» **Problem to solve**
The text of every record, exactly as given and with no pictures, should be your output.

» **Given records**
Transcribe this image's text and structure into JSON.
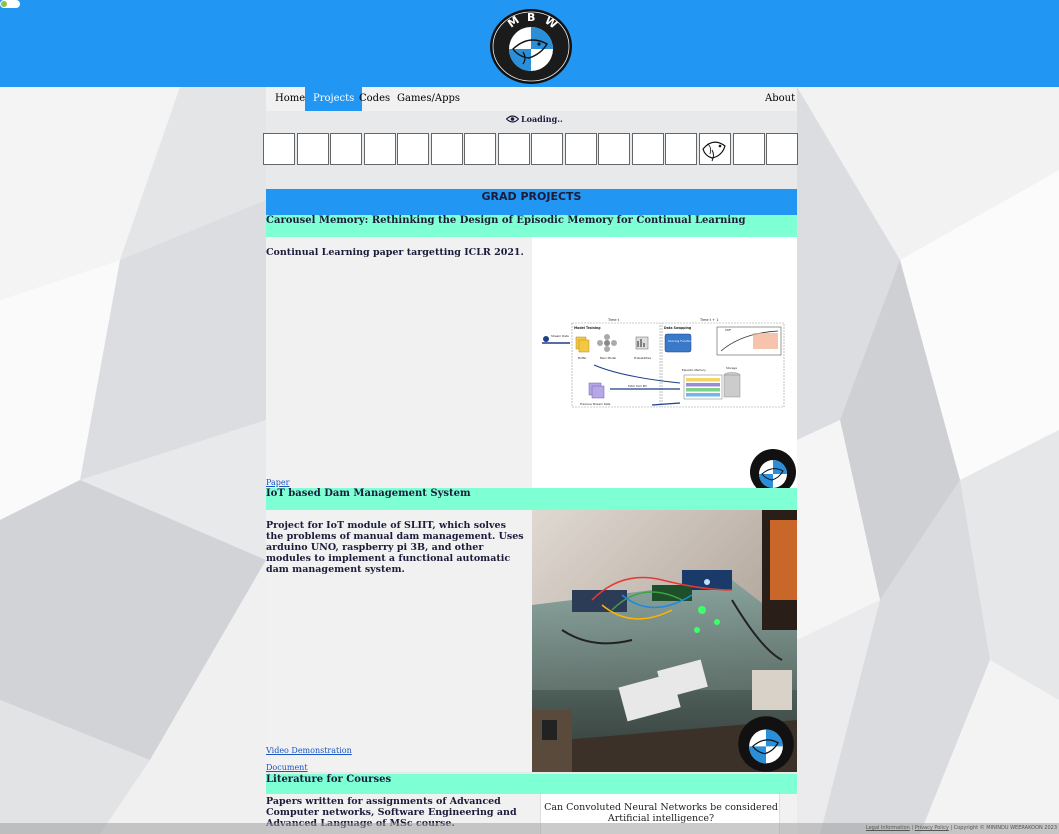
{
  "nav": {
    "home": "Home",
    "projects": "Projects",
    "codes": "Codes",
    "games": "Games/Apps",
    "about": "About"
  },
  "logo": {
    "letters": [
      "M",
      "B",
      "W"
    ]
  },
  "loading": {
    "text": "Loading.."
  },
  "section": {
    "title": "GRAD PROJECTS"
  },
  "projects": [
    {
      "title": "Carousel Memory: Rethinking the Design of Episodic Memory for Continual Learning",
      "description": "Continual Learning paper targetting ICLR 2021.",
      "links": [
        "Paper"
      ],
      "diagram": {
        "time_t": "Time t",
        "time_t1": "Time t + 1",
        "model_training": "Model Training",
        "data_swapping": "Data Swapping",
        "stream_data": "Stream Data",
        "buffer": "Buffer",
        "main_model": "Main Model",
        "probabilities": "Probabilities",
        "scoring_function": "Scoring Function",
        "cdf": "CDF",
        "episodic_memory": "Episodic Memory",
        "storage": "Storage",
        "previous_stream": "Previous Stream Data",
        "fetch": "Fetch from EM"
      }
    },
    {
      "title": "IoT based Dam Management System",
      "description": "Project for IoT module of SLIIT, which solves the problems of manual dam management. Uses arduino UNO, raspberry pi 3B, and other modules to implement a functional automatic dam management system.",
      "links": [
        "Video Demonstration",
        "Document"
      ]
    },
    {
      "title": "Literature for Courses",
      "description": "Papers written for assignments of Advanced Computer networks, Software Engineering and Advanced Language of MSc course.",
      "preview_title": "Can Convoluted Neural Networks be considered Artificial intelligence?"
    }
  ],
  "footer": {
    "legal": "Legal Information",
    "privacy": "Privacy Policy",
    "copyright": "Copyright © MININDU WEERAKOON 2023"
  },
  "colors": {
    "primary": "#2196f3",
    "accent_title": "#7fffd4",
    "panel": "#f1f1f1"
  }
}
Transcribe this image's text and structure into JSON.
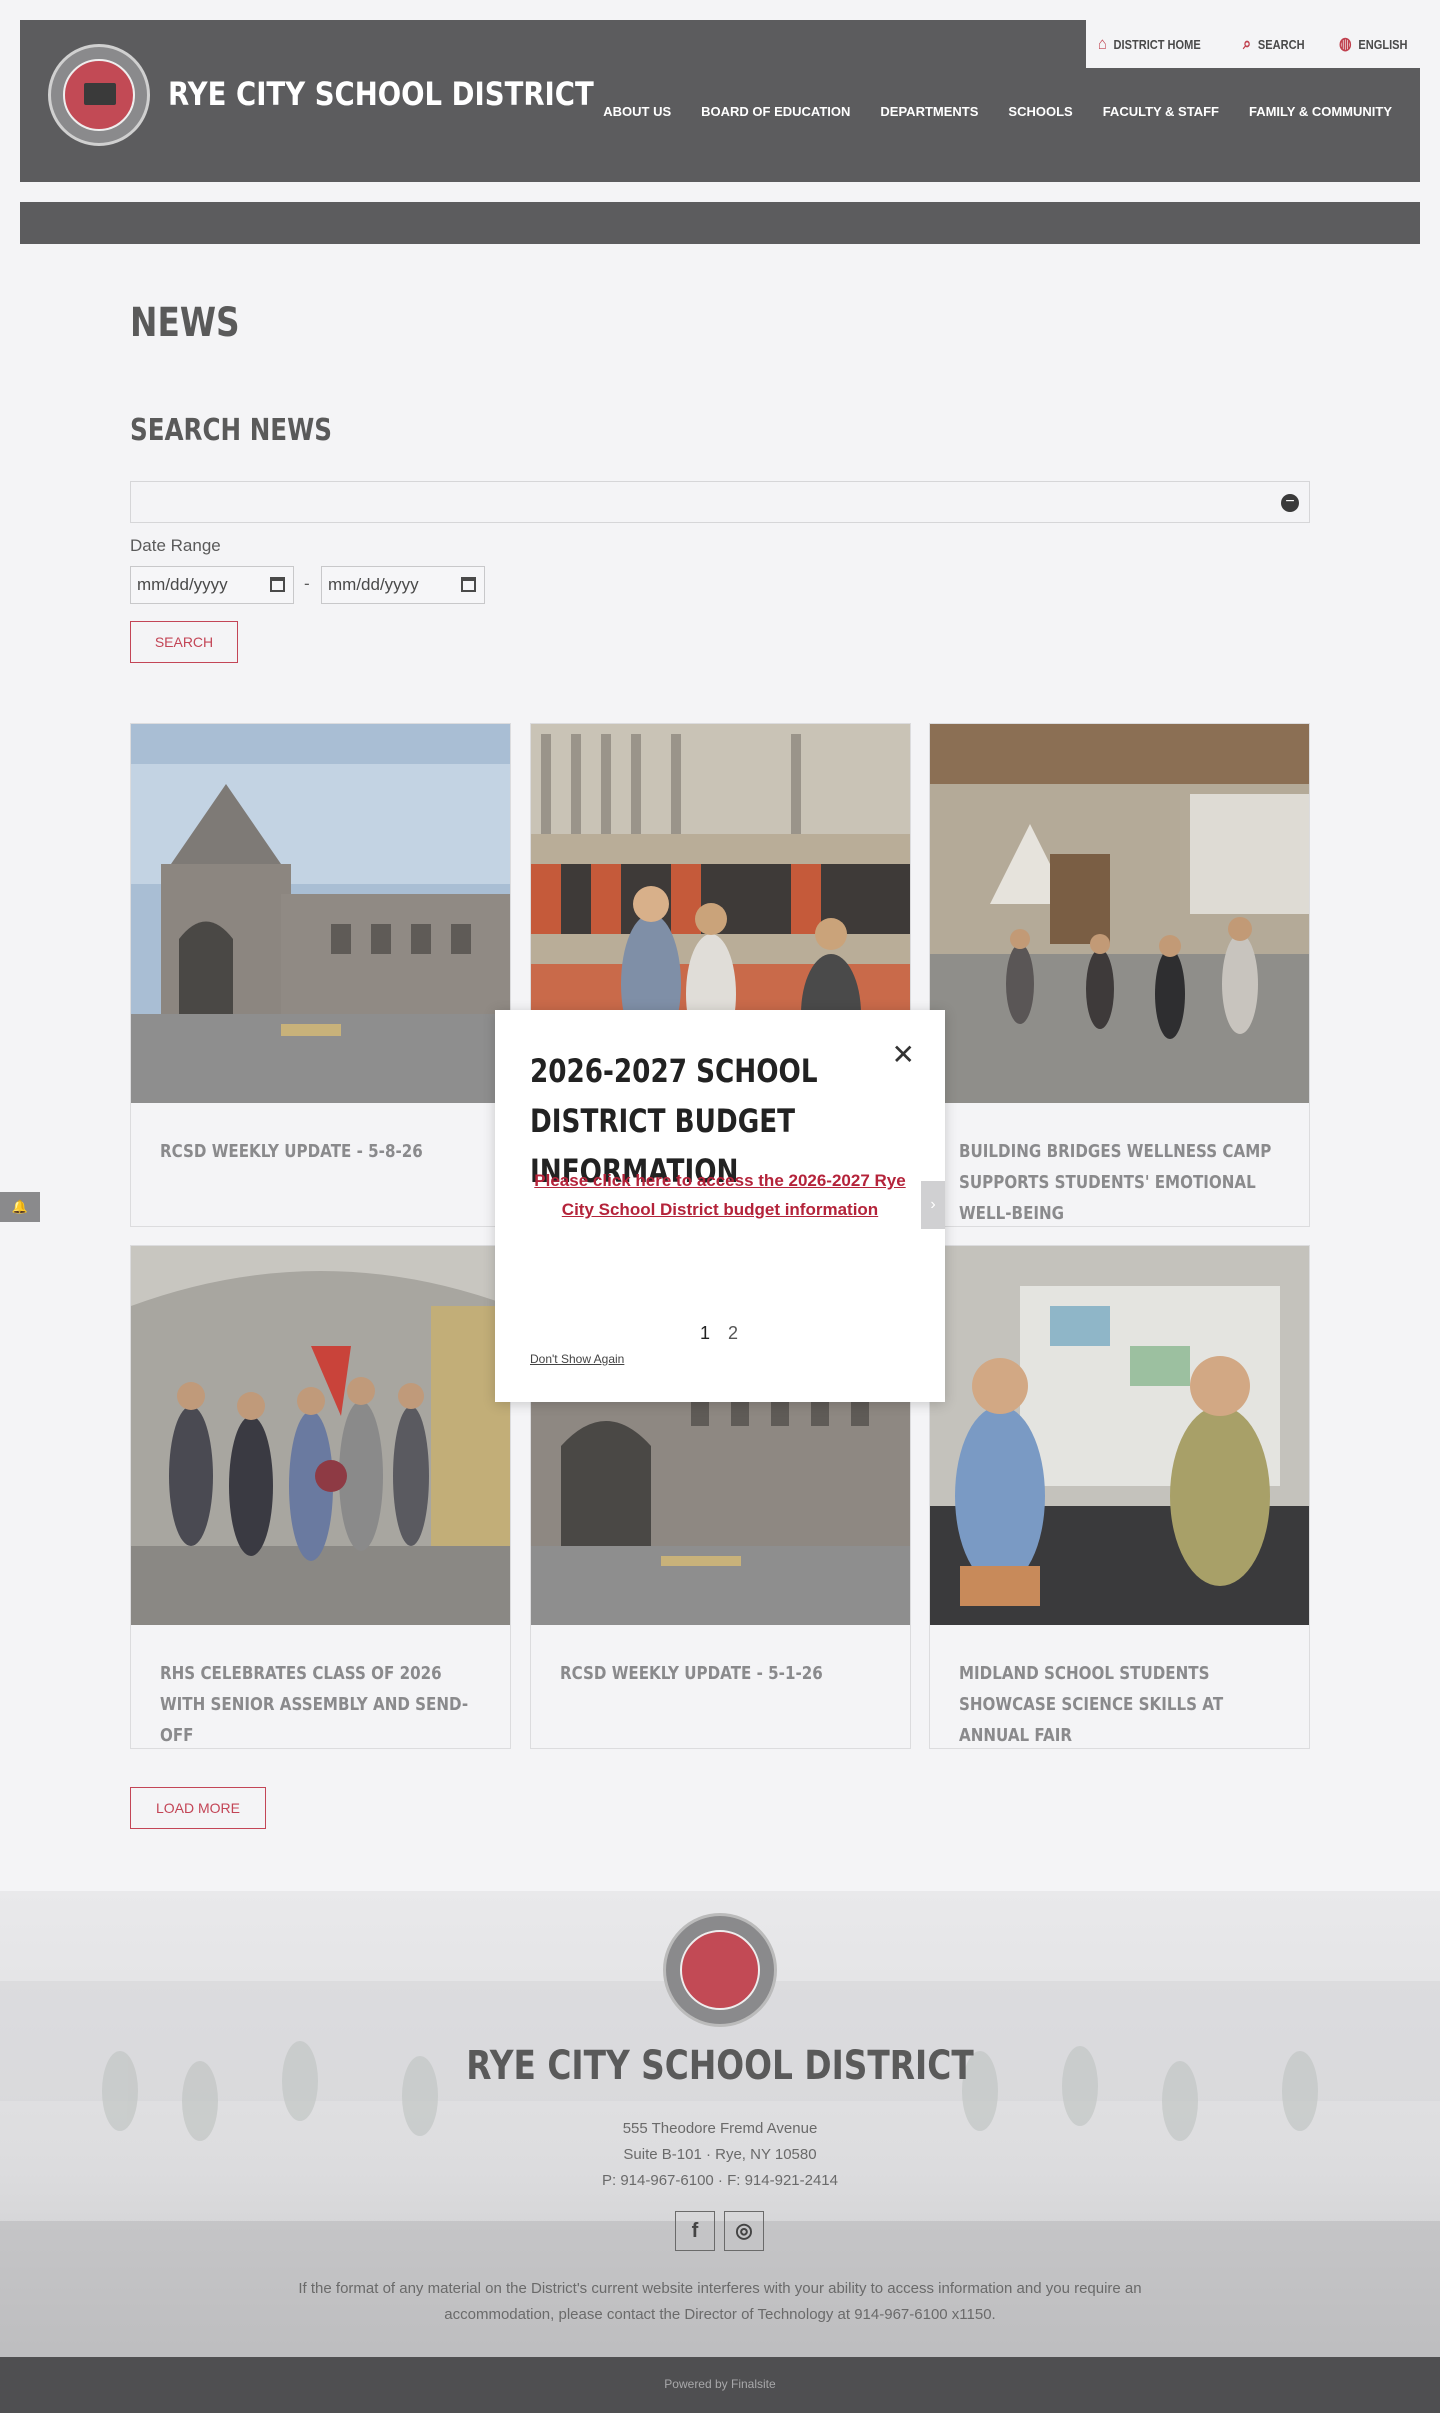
{
  "header": {
    "site_title": "RYE CITY SCHOOL DISTRICT",
    "utility": [
      {
        "label": "DISTRICT HOME",
        "icon": "home-icon"
      },
      {
        "label": "SEARCH",
        "icon": "search-icon"
      },
      {
        "label": "ENGLISH",
        "icon": "globe-icon"
      }
    ],
    "nav": [
      "ABOUT US",
      "BOARD OF EDUCATION",
      "DEPARTMENTS",
      "SCHOOLS",
      "FACULTY & STAFF",
      "FAMILY & COMMUNITY"
    ]
  },
  "main": {
    "page_title": "NEWS",
    "search_title": "SEARCH NEWS",
    "search_value": "",
    "date_range_label": "Date Range",
    "date_from_placeholder": "mm/dd/yyyy",
    "date_to_placeholder": "mm/dd/yyyy",
    "date_separator": "-",
    "search_button": "SEARCH",
    "load_more": "LOAD MORE"
  },
  "news": [
    {
      "title": "RCSD WEEKLY UPDATE - 5-8-26"
    },
    {
      "title": ""
    },
    {
      "title": "BUILDING BRIDGES WELLNESS CAMP SUPPORTS STUDENTS' EMOTIONAL WELL-BEING"
    },
    {
      "title": "RHS CELEBRATES CLASS OF 2026 WITH SENIOR ASSEMBLY AND SEND-OFF"
    },
    {
      "title": "RCSD WEEKLY UPDATE - 5-1-26"
    },
    {
      "title": "MIDLAND SCHOOL STUDENTS SHOWCASE SCIENCE SKILLS AT ANNUAL FAIR"
    }
  ],
  "modal": {
    "title": "2026-2027 SCHOOL DISTRICT BUDGET INFORMATION",
    "link": "Please click here to access the 2026-2027 Rye City School District budget information",
    "pages": [
      "1",
      "2"
    ],
    "dont_show": "Don't Show Again"
  },
  "footer": {
    "title": "RYE CITY SCHOOL DISTRICT",
    "address1": "555 Theodore Fremd Avenue",
    "address2": "Suite B-101 · Rye, NY 10580",
    "phone_line": "P: 914-967-6100 · F: 914-921-2414",
    "access": "If the format of any material on the District's current website interferes with your ability to access information and you require an accommodation, please contact the Director of Technology at 914-967-6100 x1150.",
    "powered": "Powered by Finalsite",
    "social": [
      {
        "icon": "facebook-icon",
        "glyph": "f"
      },
      {
        "icon": "instagram-icon",
        "glyph": "◎"
      }
    ]
  },
  "colors": {
    "accent": "#c34556",
    "header_bg": "#5c5c5e",
    "link_red": "#b4233a"
  }
}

» **Task result**
Transcribe this image's text and structure into JSON.
{
  "nav": {
    "home": "Home",
    "projects": "Projects",
    "codes": "Codes",
    "games": "Games/Apps",
    "about": "About"
  },
  "logo": {
    "letters": [
      "M",
      "B",
      "W"
    ]
  },
  "loading": {
    "text": "Loading.."
  },
  "section": {
    "title": "GRAD PROJECTS"
  },
  "projects": [
    {
      "title": "Carousel Memory: Rethinking the Design of Episodic Memory for Continual Learning",
      "description": "Continual Learning paper targetting ICLR 2021.",
      "links": [
        "Paper"
      ],
      "diagram": {
        "time_t": "Time t",
        "time_t1": "Time t + 1",
        "model_training": "Model Training",
        "data_swapping": "Data Swapping",
        "stream_data": "Stream Data",
        "buffer": "Buffer",
        "main_model": "Main Model",
        "probabilities": "Probabilities",
        "scoring_function": "Scoring Function",
        "cdf": "CDF",
        "episodic_memory": "Episodic Memory",
        "storage": "Storage",
        "previous_stream": "Previous Stream Data",
        "fetch": "Fetch from EM"
      }
    },
    {
      "title": "IoT based Dam Management System",
      "description": "Project for IoT module of SLIIT, which solves the problems of manual dam management. Uses arduino UNO, raspberry pi 3B, and other modules to implement a functional automatic dam management system.",
      "links": [
        "Video Demonstration",
        "Document"
      ]
    },
    {
      "title": "Literature for Courses",
      "description": "Papers written for assignments of Advanced Computer networks, Software Engineering and Advanced Language of MSc course.",
      "preview_title": "Can Convoluted Neural Networks be considered Artificial intelligence?"
    }
  ],
  "footer": {
    "legal": "Legal Information",
    "privacy": "Privacy Policy",
    "copyright": "Copyright © MININDU WEERAKOON 2023"
  },
  "colors": {
    "primary": "#2196f3",
    "accent_title": "#7fffd4",
    "panel": "#f1f1f1"
  }
}
Transcribe this image's text and structure into JSON.
{
  "header": {
    "site_title": "RYE CITY SCHOOL DISTRICT",
    "utility": [
      {
        "label": "DISTRICT HOME",
        "icon": "home-icon"
      },
      {
        "label": "SEARCH",
        "icon": "search-icon"
      },
      {
        "label": "ENGLISH",
        "icon": "globe-icon"
      }
    ],
    "nav": [
      "ABOUT US",
      "BOARD OF EDUCATION",
      "DEPARTMENTS",
      "SCHOOLS",
      "FACULTY & STAFF",
      "FAMILY & COMMUNITY"
    ]
  },
  "main": {
    "page_title": "NEWS",
    "search_title": "SEARCH NEWS",
    "search_value": "",
    "date_range_label": "Date Range",
    "date_from_placeholder": "mm/dd/yyyy",
    "date_to_placeholder": "mm/dd/yyyy",
    "date_separator": "-",
    "search_button": "SEARCH",
    "load_more": "LOAD MORE"
  },
  "news": [
    {
      "title": "RCSD WEEKLY UPDATE - 5-8-26"
    },
    {
      "title": ""
    },
    {
      "title": "BUILDING BRIDGES WELLNESS CAMP SUPPORTS STUDENTS' EMOTIONAL WELL-BEING"
    },
    {
      "title": "RHS CELEBRATES CLASS OF 2026 WITH SENIOR ASSEMBLY AND SEND-OFF"
    },
    {
      "title": "RCSD WEEKLY UPDATE - 5-1-26"
    },
    {
      "title": "MIDLAND SCHOOL STUDENTS SHOWCASE SCIENCE SKILLS AT ANNUAL FAIR"
    }
  ],
  "modal": {
    "title": "2026-2027 SCHOOL DISTRICT BUDGET INFORMATION",
    "link": "Please click here to access the 2026-2027 Rye City School District budget information",
    "pages": [
      "1",
      "2"
    ],
    "dont_show": "Don't Show Again"
  },
  "footer": {
    "title": "RYE CITY SCHOOL DISTRICT",
    "address1": "555 Theodore Fremd Avenue",
    "address2": "Suite B-101 · Rye, NY 10580",
    "phone_line": "P: 914-967-6100 · F: 914-921-2414",
    "access": "If the format of any material on the District's current website interferes with your ability to access information and you require an accommodation, please contact the Director of Technology at 914-967-6100 x1150.",
    "powered": "Powered by Finalsite",
    "social": [
      {
        "icon": "facebook-icon",
        "glyph": "f"
      },
      {
        "icon": "instagram-icon",
        "glyph": "◎"
      }
    ]
  },
  "colors": {
    "accent": "#c34556",
    "header_bg": "#5c5c5e",
    "link_red": "#b4233a"
  }
}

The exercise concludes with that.